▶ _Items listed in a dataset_
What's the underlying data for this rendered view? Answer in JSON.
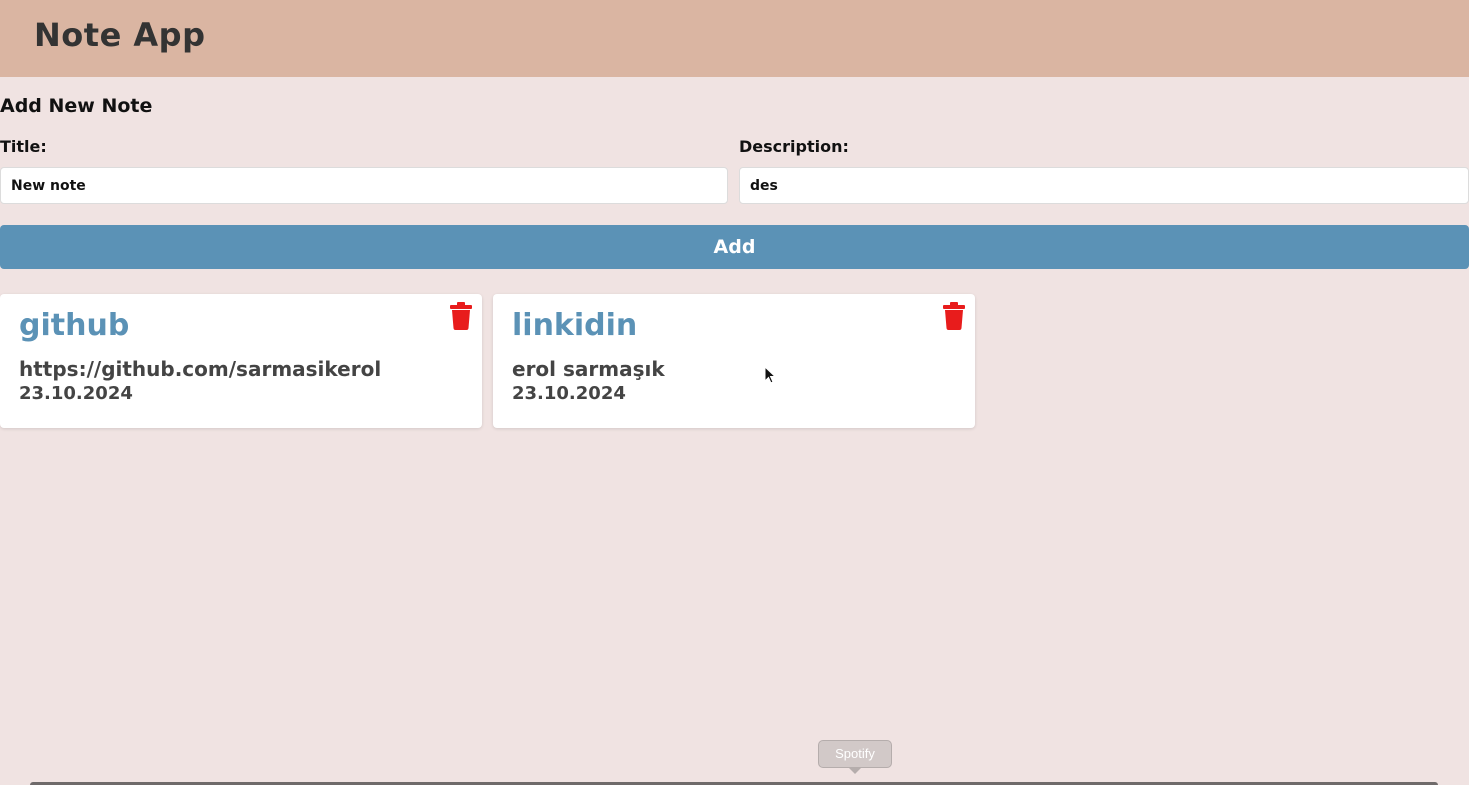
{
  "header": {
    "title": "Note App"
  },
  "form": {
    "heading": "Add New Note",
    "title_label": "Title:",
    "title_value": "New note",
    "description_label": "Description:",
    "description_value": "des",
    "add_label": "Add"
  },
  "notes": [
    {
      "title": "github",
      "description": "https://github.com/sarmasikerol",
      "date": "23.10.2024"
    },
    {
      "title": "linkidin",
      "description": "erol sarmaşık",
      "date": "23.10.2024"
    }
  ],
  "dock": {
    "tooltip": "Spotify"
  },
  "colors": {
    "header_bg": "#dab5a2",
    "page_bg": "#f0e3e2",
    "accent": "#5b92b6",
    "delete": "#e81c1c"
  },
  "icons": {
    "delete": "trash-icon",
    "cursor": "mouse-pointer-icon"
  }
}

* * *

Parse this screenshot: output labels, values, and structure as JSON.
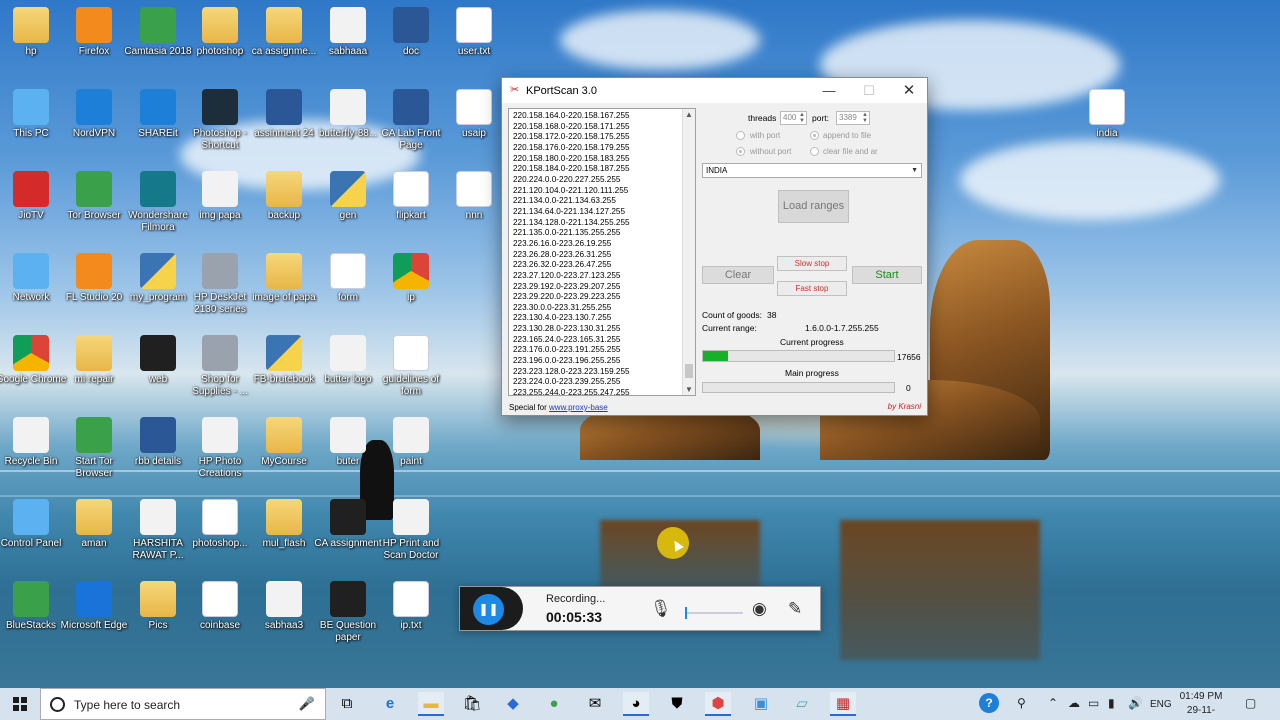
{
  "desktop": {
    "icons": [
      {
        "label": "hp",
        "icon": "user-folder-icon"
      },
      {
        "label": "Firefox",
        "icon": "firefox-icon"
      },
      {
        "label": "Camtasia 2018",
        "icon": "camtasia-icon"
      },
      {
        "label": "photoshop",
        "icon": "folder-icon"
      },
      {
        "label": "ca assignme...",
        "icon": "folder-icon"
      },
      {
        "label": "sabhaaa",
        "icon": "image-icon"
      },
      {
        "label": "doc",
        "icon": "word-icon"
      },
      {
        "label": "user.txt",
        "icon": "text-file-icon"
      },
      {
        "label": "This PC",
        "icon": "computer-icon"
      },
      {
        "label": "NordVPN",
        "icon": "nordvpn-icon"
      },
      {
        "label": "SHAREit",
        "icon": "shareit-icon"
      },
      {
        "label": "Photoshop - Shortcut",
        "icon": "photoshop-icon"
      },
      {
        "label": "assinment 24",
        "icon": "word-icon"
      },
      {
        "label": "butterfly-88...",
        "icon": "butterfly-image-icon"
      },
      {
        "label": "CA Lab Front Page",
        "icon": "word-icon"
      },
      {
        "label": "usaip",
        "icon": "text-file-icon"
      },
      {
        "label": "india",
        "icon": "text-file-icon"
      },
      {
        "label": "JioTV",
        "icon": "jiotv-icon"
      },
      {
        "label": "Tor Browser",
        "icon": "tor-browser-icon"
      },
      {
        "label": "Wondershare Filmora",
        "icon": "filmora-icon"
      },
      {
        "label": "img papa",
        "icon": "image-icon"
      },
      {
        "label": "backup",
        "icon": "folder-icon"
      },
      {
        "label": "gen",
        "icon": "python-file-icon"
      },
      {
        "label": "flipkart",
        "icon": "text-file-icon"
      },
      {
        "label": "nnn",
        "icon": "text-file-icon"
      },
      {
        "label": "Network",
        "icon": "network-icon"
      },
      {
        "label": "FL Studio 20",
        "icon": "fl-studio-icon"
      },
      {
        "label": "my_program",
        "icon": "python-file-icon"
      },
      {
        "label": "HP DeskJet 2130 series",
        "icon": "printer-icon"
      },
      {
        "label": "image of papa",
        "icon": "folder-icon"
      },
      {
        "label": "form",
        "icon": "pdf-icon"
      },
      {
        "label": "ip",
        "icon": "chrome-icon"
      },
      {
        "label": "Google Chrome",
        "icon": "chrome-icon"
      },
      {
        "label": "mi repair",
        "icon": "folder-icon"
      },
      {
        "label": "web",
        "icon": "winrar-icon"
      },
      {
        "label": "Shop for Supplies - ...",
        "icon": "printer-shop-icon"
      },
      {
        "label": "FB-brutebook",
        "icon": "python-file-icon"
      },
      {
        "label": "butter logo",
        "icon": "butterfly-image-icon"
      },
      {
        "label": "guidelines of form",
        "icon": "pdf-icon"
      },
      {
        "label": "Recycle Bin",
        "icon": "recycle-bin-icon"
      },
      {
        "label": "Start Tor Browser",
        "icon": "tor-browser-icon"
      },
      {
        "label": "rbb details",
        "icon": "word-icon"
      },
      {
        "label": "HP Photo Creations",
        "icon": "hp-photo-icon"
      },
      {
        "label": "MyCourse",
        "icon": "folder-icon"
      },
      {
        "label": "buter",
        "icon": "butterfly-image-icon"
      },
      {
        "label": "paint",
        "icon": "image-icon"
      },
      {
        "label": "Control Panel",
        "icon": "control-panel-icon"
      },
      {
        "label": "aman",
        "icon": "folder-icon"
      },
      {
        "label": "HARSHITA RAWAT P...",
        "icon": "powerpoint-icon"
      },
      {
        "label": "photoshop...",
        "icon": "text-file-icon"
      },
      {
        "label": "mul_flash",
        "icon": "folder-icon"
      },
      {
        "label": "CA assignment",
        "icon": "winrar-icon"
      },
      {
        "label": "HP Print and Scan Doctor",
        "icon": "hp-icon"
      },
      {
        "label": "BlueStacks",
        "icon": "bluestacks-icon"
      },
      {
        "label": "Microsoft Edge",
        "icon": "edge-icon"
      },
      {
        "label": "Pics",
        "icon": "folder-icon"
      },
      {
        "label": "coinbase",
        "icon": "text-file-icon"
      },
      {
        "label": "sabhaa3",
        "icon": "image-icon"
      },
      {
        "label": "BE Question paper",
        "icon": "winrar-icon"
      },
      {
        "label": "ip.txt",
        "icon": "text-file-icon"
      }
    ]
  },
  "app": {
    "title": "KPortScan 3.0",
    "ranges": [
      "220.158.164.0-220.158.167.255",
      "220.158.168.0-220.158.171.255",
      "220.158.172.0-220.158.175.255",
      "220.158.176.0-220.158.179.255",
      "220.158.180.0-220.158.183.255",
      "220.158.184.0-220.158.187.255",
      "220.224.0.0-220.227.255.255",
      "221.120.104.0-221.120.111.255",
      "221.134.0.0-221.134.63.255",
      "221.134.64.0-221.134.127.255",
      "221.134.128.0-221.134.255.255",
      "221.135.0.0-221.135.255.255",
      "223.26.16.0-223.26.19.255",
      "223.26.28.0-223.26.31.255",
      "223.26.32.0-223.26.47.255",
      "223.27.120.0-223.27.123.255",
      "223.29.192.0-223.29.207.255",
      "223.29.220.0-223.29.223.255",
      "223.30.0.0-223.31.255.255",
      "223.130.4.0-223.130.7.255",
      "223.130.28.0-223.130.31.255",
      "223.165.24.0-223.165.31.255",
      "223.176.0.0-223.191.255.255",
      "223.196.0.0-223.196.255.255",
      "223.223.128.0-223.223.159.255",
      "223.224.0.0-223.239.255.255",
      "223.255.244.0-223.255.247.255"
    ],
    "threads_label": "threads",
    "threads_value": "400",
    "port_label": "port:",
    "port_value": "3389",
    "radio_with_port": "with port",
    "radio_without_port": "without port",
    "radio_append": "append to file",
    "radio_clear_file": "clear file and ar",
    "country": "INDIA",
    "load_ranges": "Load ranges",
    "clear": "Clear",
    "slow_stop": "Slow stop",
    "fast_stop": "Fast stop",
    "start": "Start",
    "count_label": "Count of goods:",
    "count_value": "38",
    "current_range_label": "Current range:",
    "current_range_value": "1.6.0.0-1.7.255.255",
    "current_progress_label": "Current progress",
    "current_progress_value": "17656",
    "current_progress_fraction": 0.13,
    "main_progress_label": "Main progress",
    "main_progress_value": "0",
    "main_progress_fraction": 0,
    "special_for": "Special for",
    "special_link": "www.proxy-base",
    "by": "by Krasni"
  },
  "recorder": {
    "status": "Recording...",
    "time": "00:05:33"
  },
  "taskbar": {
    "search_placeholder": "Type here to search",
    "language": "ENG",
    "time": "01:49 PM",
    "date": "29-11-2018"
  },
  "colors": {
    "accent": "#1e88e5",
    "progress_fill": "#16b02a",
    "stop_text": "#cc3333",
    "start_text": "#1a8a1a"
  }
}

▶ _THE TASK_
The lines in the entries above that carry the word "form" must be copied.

▶ _ANSWER BELOW_
  "form": {
        "label": "form",
        "label": "guidelines of form",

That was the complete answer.